In order to come to this conclusion the authors of the study (who are evolutionary biologists) looked at the available data on in-group violent deaths in 1,020 mammal species. From this information they tried to approximate how murderous each group is. For conclusions about the human propensity for murder, the researchers looked at 600 human groups stretching back as far as 50,000 years ago. It turns out we are less violent than baboons and more violent than bonobos, while about as violent as chimpanzees.

Just for the reader's information, it seems that killer whales almost never hurt each other, and bats and anteaters are quite peaceable to others of their kind. On the other hand, if you're a cougar, chinchilla or marmot, things can get very dangerous and one has to stay wary of the neighbors.

- Advertisement -
Part II -- Are We Getting Less Violent?

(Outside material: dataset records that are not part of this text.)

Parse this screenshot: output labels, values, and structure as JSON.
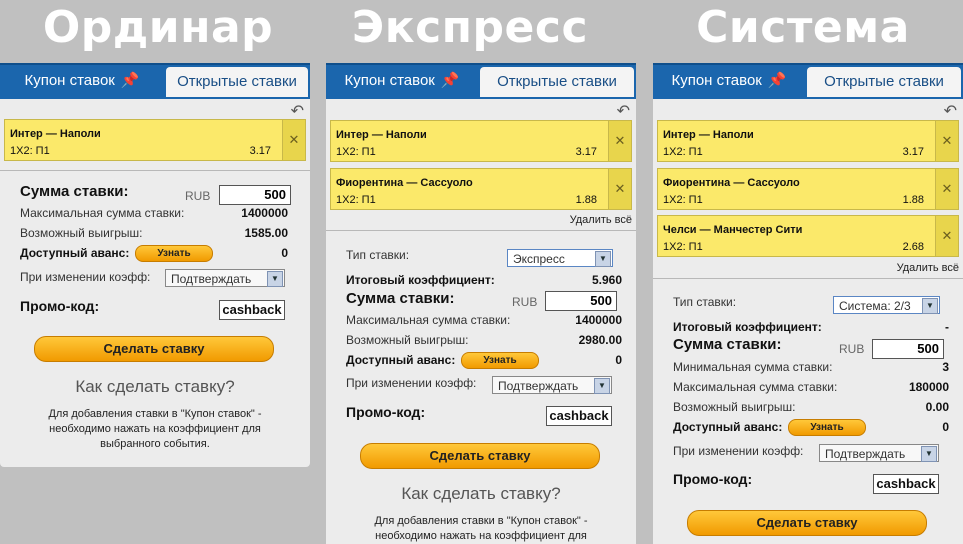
{
  "titles": [
    "Ординар",
    "Экспресс",
    "Система"
  ],
  "tabs": {
    "coupon": "Купон ставок",
    "open": "Открытые ставки"
  },
  "bets": [
    {
      "teams": "Интер — Наполи",
      "market": "1X2: П1",
      "odd": "3.17"
    },
    {
      "teams": "Фиорентина — Сассуоло",
      "market": "1X2: П1",
      "odd": "1.88"
    },
    {
      "teams": "Челси — Манчестер Сити",
      "market": "1X2: П1",
      "odd": "2.68"
    }
  ],
  "labels": {
    "delete_all": "Удалить всё",
    "bet_type": "Тип ставки:",
    "total_coef": "Итоговый коэффициент:",
    "stake": "Сумма ставки:",
    "currency": "RUB",
    "min_stake": "Минимальная сумма ставки:",
    "max_stake": "Максимальная сумма ставки:",
    "possible_win": "Возможный выигрыш:",
    "advance": "Доступный аванс:",
    "learn": "Узнать",
    "on_change": "При изменении коэфф:",
    "confirm": "Подтверждать",
    "promo": "Промо-код:",
    "promo_value": "cashback",
    "place_bet": "Сделать ставку",
    "howto": "Как сделать ставку?",
    "help": "Для добавления ставки в \"Купон ставок\" - необходимо нажать на коэффициент для выбранного события."
  },
  "single": {
    "stake": "500",
    "max": "1400000",
    "win": "1585.00",
    "advance": "0"
  },
  "express": {
    "type": "Экспресс",
    "coef": "5.960",
    "stake": "500",
    "max": "1400000",
    "win": "2980.00",
    "advance": "0"
  },
  "system": {
    "type": "Система: 2/3",
    "coef": "-",
    "stake": "500",
    "min": "3",
    "max": "180000",
    "win": "0.00",
    "advance": "0"
  }
}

Getting back to humans, almost every serious historian knows that our propensity for lethal violence has been around for as far back as we can go. Thus the proposition that this behavior is inherited from our pre-human ancestors seems reasonable. However, there is an effort on the part of some researchers in this field, including those who wrote the Nature article, to make the argument that humans are getting less violent. For instance, this study claims that among Paleolithic hunter-gather groups, roughly 2% of deaths were the result of lethal violence. Later, in medieval times, this allegedly jumps to 12%. But in the modern age, with "industrialized states exerting the rule of law," the rate appears to have fallen to 1.3%. Is all of this really accurate?

The authors are not the first to make this claim. The Harvard psychologist Steven Pinker, in a 2011 book entitled The Better Angels of Our Nature, argues that humans can and have lowered their level of interpersonal violence through creating institutions and laws that discourage such behavior.

As a general rule we should be wary of such sweeping claims about behavior over such large expanses of time. As one observer of the Nature study commented, much of the data [sources range from archeological digs to modern crime statistics] is "imprecise." The same is true of Pinker's evidence. It is due to just such challenges that such studies present these claims in terms of statistical models.

- Advertisement -
Part III -- Evolution and Culture

Next Page  1  |  2

 

- Advertisement -

Valuable 1  
View Ratings | Rate It

http://www.tothepointanalyses.com
Lawrence Davidson is a history professor at West Chester University in Pennsylvania. He is the author of Foreign
Policy Inc.: Privatizing America's National Interest
; America's
Palestine: Popular and Offical Perceptions from Balfour to Israeli
Statehood
; and Islamic Fundamentalism. His academic work is focused on the history of American foreign relations with the Middle East. He also teaches courses in the history of science and modern European intellectual history.

His blog To The Point Analyses now has its own Facebook page. Along with the analyses, the Facebook page will also have reviews, pictures, and other analogous material.


Share on Google Plus Submit to Twitter Add this Page to Facebook! Share on LinkedIn Pin It! Add this Page to Fark! Submit to Reddit Submit to Stumble Upon



Go To Commenting
/* The Petition Site */
The views expressed in this article are the sole responsibility of the author and do not necessarily reflect those of this website or its editors.

Writers Guidelines

Contact AuthorContact Author Contact EditorContact Editor Author PageView Authors' Articles
Related Topic(s): ; ; ; , Add Tags
- Advertisement -

Most Popular Articles by this Author:     (View All Most Popular Articles by this Author)

Domestic Terrorism American Style -- An Analysis

Who is Right in Syria?

Australia and the Fight for Justice in Palestine

Nationalism vs. Capitalism: Guess Which One Wins?

More On Savage Israel -- An Analysis

Global Warming Revisited: Reality vs Republican Theology